▸ **Available data**

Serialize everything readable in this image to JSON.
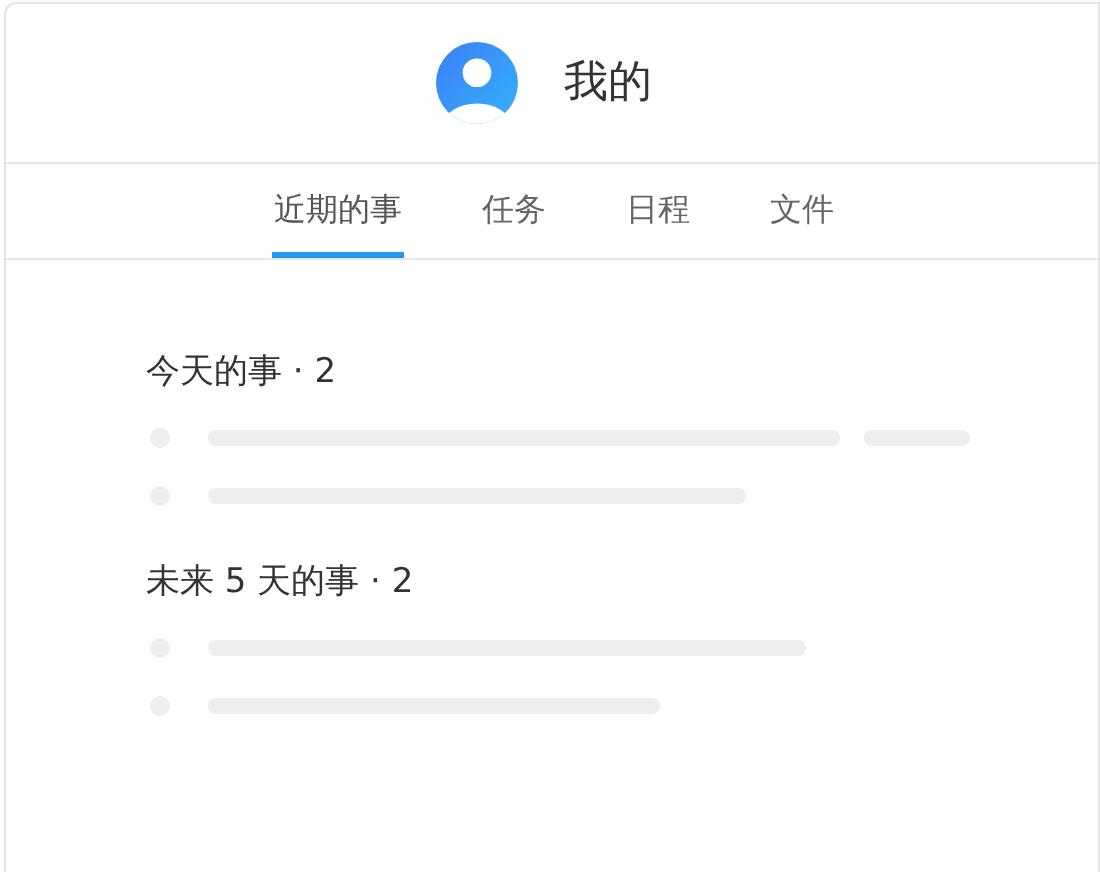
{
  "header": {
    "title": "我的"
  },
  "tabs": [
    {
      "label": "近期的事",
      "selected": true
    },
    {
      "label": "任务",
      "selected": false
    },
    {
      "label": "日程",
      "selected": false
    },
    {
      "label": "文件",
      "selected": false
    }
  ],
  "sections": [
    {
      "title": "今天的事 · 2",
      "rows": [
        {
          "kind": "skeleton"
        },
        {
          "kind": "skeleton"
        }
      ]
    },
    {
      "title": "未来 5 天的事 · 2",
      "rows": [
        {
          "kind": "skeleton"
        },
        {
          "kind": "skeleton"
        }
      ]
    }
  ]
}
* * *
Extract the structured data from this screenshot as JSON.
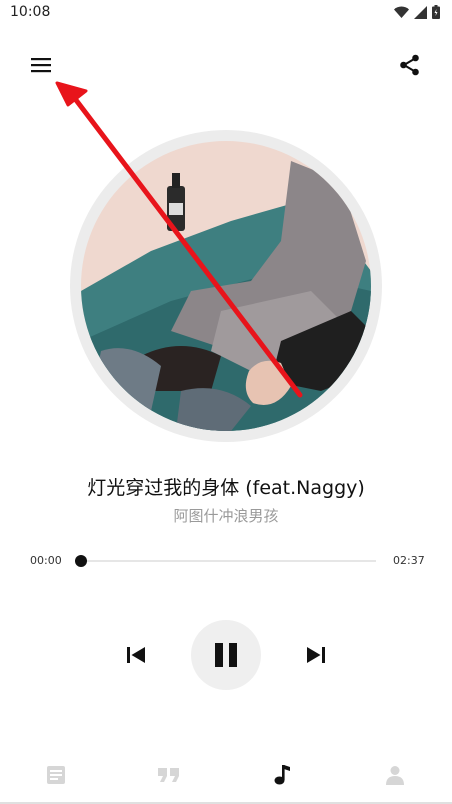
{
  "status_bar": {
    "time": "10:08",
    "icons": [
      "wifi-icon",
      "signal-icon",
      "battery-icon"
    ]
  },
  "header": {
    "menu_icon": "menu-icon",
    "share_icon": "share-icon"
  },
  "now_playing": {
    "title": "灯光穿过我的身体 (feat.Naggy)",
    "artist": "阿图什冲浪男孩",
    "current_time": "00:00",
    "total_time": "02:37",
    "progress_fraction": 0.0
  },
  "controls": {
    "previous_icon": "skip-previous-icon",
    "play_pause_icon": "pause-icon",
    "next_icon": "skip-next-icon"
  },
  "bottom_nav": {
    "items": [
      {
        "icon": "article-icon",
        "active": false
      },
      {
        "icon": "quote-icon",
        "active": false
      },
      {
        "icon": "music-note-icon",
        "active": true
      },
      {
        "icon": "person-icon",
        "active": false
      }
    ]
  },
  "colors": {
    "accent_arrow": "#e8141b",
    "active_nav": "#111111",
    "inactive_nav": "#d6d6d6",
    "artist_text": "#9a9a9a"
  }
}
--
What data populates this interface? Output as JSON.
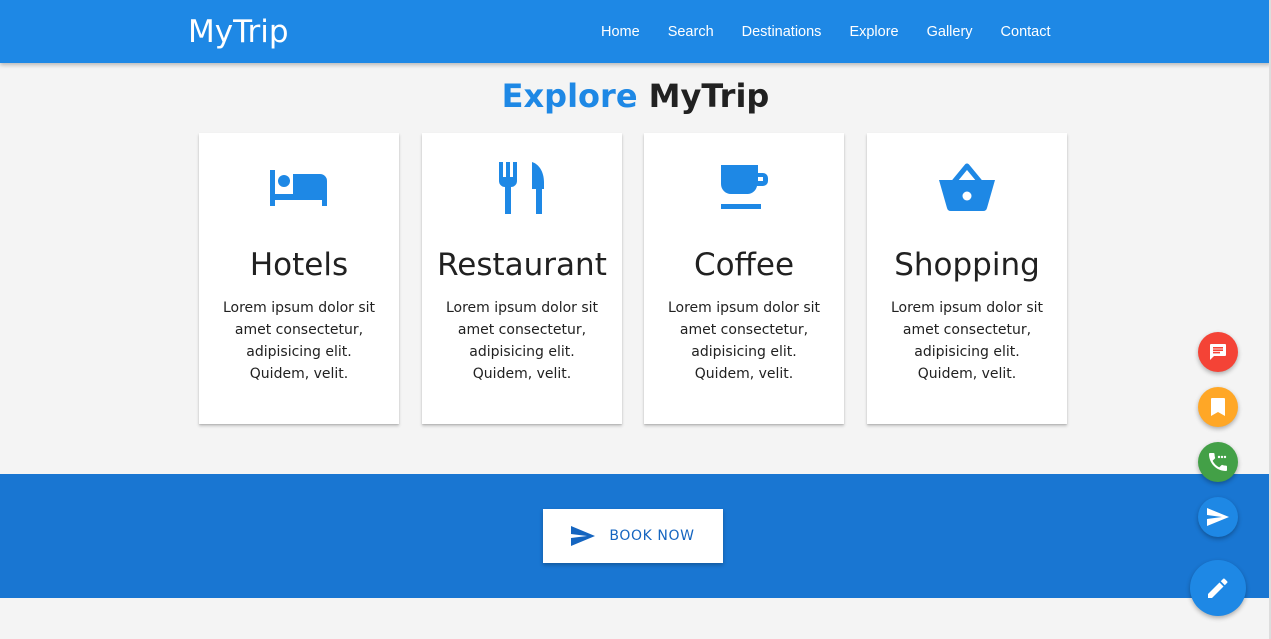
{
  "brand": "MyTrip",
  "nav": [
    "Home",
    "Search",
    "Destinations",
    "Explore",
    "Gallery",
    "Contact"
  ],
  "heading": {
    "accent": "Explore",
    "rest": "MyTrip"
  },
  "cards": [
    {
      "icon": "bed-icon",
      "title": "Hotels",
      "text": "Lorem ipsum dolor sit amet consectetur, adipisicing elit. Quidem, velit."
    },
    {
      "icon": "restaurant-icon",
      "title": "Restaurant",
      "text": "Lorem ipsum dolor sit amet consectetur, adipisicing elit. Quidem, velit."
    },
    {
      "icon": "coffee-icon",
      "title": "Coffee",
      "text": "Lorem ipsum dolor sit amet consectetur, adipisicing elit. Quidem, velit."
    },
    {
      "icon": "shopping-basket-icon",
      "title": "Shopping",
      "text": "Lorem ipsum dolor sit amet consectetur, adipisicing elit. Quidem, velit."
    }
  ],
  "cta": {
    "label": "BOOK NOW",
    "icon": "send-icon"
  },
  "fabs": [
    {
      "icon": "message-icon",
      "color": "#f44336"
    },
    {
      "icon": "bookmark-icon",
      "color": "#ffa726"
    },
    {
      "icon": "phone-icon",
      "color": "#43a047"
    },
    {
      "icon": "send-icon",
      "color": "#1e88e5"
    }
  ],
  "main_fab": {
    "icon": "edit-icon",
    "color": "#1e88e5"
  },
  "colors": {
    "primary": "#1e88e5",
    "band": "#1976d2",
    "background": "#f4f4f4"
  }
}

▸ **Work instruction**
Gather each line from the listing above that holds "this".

▸ **Task answer**
Serialize everything readable in this image to JSON.
Extract the structured data from this screenshot as JSON.
What data populates this interface? Output as JSON.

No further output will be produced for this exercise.